Please find all lines in the data that hold the string "virtio" and copy them.

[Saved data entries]
┌──

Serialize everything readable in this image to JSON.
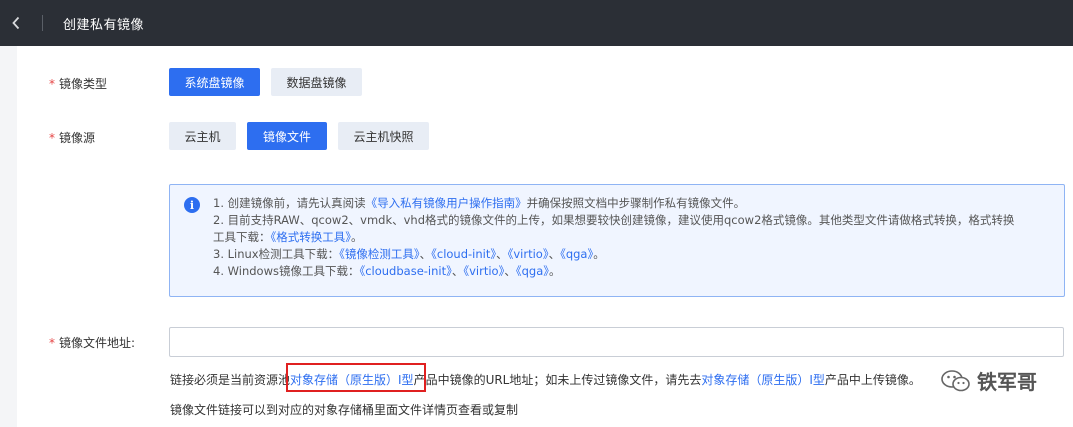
{
  "header": {
    "title": "创建私有镜像"
  },
  "form": {
    "image_type": {
      "label": "镜像类型",
      "options": [
        "系统盘镜像",
        "数据盘镜像"
      ],
      "selected": "系统盘镜像"
    },
    "image_source": {
      "label": "镜像源",
      "options": [
        "云主机",
        "镜像文件",
        "云主机快照"
      ],
      "selected": "镜像文件"
    },
    "info": {
      "line1_prefix": "1. 创建镜像前，请先认真阅读",
      "line1_link": "《导入私有镜像用户操作指南》",
      "line1_suffix": "并确保按照文档中步骤制作私有镜像文件。",
      "line2_text": "2. 目前支持RAW、qcow2、vmdk、vhd格式的镜像文件的上传，如果想要较快创建镜像，建议使用qcow2格式镜像。其他类型文件请做格式转换，格式转换",
      "line2b_prefix": "工具下载：",
      "line2b_link": "《格式转换工具》",
      "line2b_suffix": "。",
      "line3_prefix": "3. Linux检测工具下载：",
      "line3_link1": "《镜像检测工具》",
      "line3_link2": "《cloud-init》",
      "line3_link3": "《virtio》",
      "line3_link4": "《qga》",
      "line4_prefix": "4. Windows镜像工具下载：",
      "line4_link1": "《cloudbase-init》",
      "line4_link2": "《virtio》",
      "line4_link3": "《qga》",
      "sep": "、",
      "end": "。"
    },
    "file_url": {
      "label": "镜像文件地址:",
      "value": "",
      "hint1_prefix": "链接必须是当前资源池",
      "hint1_link1": "对象存储（原生版）Ⅰ型",
      "hint1_mid": "产品中镜像的URL地址；如未上传过镜像文件，请先去",
      "hint1_link2": "对象存储（原生版）Ⅰ型",
      "hint1_suffix": "产品中上传镜像。",
      "hint2": "镜像文件链接可以到对应的对象存储桶里面文件详情页查看或复制"
    }
  },
  "watermark": {
    "text": "铁军哥",
    "icon": "wechat-icon"
  },
  "required_mark": "*",
  "info_icon_glyph": "i",
  "colors": {
    "topbar": "#2b2f36",
    "accent": "#2d6ef0",
    "required": "#e54545",
    "highlight_box": "#e02020"
  }
}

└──

**SOLUTION**.
      "line3_link3": "《virtio》",
      "line4_link2": "《virtio》",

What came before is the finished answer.